### EXTRACTED RECORDS
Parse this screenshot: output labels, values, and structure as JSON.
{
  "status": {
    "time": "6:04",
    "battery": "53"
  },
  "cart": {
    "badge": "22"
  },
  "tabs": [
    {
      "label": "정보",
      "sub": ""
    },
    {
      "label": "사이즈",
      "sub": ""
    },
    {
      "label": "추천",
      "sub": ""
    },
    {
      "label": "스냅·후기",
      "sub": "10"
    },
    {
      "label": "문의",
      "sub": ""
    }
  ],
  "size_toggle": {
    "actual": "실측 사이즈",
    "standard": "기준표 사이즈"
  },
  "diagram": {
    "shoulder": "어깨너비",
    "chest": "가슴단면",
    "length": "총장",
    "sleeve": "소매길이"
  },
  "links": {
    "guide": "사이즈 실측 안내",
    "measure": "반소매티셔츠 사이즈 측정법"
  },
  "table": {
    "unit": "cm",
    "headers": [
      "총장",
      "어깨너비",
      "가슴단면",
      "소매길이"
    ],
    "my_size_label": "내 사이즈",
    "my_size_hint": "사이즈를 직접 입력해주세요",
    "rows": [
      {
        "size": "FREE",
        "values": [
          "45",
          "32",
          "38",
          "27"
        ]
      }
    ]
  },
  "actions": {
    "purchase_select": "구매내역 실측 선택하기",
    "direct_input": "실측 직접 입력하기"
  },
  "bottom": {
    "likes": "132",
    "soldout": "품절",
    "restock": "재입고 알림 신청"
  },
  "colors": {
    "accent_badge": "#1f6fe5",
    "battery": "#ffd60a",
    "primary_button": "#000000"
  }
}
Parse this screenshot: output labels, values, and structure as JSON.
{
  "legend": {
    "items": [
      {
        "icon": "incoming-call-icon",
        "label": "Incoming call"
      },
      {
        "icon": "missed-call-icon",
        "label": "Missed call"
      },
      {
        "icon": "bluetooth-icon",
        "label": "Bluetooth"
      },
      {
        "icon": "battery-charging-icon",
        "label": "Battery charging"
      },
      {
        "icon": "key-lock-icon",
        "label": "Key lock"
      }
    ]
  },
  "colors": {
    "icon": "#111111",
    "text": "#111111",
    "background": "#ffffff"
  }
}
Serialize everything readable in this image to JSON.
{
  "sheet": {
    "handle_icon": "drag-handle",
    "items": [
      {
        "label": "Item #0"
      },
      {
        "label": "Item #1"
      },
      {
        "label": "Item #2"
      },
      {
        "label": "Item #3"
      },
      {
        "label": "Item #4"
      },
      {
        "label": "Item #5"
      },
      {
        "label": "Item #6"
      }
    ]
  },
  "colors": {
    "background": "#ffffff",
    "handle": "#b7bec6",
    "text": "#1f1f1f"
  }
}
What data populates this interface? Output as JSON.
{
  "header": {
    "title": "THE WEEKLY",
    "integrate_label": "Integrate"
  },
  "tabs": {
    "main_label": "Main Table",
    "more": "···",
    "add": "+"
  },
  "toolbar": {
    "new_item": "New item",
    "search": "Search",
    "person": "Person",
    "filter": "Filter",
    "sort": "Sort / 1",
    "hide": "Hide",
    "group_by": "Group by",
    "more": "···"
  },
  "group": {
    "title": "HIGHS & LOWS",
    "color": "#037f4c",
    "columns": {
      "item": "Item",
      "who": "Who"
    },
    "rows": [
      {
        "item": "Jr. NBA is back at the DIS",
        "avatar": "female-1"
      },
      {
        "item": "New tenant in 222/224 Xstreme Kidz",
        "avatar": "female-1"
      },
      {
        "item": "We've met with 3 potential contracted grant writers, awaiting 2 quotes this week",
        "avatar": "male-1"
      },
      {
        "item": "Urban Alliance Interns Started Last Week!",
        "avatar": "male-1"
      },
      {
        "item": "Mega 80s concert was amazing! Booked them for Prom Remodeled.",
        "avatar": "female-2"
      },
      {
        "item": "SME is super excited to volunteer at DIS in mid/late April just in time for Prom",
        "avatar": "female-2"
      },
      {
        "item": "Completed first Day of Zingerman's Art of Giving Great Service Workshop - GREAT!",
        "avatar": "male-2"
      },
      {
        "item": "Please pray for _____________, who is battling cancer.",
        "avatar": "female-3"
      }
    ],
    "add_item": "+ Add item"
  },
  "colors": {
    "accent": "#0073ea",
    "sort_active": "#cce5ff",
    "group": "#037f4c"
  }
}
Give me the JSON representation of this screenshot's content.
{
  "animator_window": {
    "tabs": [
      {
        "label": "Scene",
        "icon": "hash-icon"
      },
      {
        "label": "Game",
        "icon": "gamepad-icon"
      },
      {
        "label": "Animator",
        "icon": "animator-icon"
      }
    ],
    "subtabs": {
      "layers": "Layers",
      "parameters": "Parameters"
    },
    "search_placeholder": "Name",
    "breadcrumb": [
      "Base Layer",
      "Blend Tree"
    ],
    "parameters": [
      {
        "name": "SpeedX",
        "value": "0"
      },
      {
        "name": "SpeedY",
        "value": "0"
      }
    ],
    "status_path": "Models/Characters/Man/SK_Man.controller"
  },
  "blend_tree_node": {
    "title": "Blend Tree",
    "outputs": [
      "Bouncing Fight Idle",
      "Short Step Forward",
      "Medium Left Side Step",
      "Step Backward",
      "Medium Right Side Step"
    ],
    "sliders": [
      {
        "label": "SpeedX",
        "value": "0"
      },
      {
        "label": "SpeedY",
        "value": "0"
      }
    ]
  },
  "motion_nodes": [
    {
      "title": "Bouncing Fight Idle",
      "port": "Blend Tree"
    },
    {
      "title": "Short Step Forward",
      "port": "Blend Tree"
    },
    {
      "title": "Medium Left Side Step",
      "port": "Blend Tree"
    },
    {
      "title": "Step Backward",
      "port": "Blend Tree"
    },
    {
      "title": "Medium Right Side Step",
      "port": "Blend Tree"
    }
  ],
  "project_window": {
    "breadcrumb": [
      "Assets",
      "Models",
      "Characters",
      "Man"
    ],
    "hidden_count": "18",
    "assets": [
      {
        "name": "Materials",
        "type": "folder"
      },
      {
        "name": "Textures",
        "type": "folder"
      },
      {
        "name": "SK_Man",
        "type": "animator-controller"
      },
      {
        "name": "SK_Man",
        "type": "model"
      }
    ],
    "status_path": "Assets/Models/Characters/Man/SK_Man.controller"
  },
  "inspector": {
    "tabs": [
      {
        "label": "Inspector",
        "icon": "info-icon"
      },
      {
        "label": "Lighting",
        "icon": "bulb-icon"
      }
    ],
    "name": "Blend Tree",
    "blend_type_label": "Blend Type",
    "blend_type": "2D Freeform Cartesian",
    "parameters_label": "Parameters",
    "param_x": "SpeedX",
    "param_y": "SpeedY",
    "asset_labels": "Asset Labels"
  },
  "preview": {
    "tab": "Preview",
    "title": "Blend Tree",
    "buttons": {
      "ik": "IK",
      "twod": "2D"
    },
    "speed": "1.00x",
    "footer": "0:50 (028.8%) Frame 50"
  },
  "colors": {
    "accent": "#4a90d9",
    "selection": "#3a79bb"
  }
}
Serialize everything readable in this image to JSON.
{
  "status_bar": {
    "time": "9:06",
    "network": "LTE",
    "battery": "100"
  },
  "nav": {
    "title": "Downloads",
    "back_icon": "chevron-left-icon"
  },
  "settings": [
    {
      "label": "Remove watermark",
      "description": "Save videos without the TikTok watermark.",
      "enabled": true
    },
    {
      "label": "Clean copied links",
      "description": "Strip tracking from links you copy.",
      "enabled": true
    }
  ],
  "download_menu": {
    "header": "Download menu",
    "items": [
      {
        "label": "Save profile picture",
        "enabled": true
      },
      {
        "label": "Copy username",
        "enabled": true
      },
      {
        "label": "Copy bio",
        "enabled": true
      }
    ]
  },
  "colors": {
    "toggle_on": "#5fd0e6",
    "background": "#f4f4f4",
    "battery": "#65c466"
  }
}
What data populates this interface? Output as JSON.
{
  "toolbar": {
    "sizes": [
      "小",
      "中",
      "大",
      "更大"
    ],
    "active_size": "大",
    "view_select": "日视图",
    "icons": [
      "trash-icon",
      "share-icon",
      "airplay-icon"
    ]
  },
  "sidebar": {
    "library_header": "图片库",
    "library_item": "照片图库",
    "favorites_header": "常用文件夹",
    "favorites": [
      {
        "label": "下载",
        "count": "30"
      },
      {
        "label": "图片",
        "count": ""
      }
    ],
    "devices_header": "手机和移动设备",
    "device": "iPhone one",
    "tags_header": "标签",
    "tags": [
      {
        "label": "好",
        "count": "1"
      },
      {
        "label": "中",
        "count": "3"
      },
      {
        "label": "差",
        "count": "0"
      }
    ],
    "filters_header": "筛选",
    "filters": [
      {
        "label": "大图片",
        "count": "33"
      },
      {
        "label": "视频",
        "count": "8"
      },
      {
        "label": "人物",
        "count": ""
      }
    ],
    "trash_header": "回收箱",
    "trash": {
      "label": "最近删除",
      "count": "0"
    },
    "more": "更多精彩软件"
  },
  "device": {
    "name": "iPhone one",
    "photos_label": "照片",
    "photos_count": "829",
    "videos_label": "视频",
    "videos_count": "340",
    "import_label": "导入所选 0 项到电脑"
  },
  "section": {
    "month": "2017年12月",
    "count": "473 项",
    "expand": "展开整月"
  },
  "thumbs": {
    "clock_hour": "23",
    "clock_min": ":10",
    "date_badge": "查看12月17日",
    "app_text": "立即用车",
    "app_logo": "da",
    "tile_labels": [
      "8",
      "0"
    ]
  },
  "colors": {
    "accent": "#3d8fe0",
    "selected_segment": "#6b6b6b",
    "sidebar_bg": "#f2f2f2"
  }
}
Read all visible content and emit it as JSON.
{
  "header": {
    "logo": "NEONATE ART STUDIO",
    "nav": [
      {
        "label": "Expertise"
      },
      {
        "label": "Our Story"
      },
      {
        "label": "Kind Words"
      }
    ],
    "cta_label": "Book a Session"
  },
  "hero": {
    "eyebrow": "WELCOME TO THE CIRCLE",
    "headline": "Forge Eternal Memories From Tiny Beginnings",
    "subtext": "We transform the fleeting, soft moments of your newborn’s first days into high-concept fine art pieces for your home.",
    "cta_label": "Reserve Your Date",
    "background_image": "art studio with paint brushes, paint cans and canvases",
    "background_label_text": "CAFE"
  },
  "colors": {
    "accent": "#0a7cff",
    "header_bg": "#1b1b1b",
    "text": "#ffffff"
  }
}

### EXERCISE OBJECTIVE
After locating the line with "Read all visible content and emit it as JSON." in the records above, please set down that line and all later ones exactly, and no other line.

### EXERCISE RESULT
Read all visible content and emit it as JSON.
{
  "header": {
    "logo": "NEONATE ART STUDIO",
    "nav": [
      {
        "label": "Expertise"
      },
      {
        "label": "Our Story"
      },
      {
        "label": "Kind Words"
      }
    ],
    "cta_label": "Book a Session"
  },
  "hero": {
    "eyebrow": "WELCOME TO THE CIRCLE",
    "headline": "Forge Eternal Memories From Tiny Beginnings",
    "subtext": "We transform the fleeting, soft moments of your newborn’s first days into high-concept fine art pieces for your home.",
    "cta_label": "Reserve Your Date",
    "background_image": "art studio with paint brushes, paint cans and canvases",
    "background_label_text": "CAFE"
  },
  "colors": {
    "accent": "#0a7cff",
    "header_bg": "#1b1b1b",
    "text": "#ffffff"
  }
}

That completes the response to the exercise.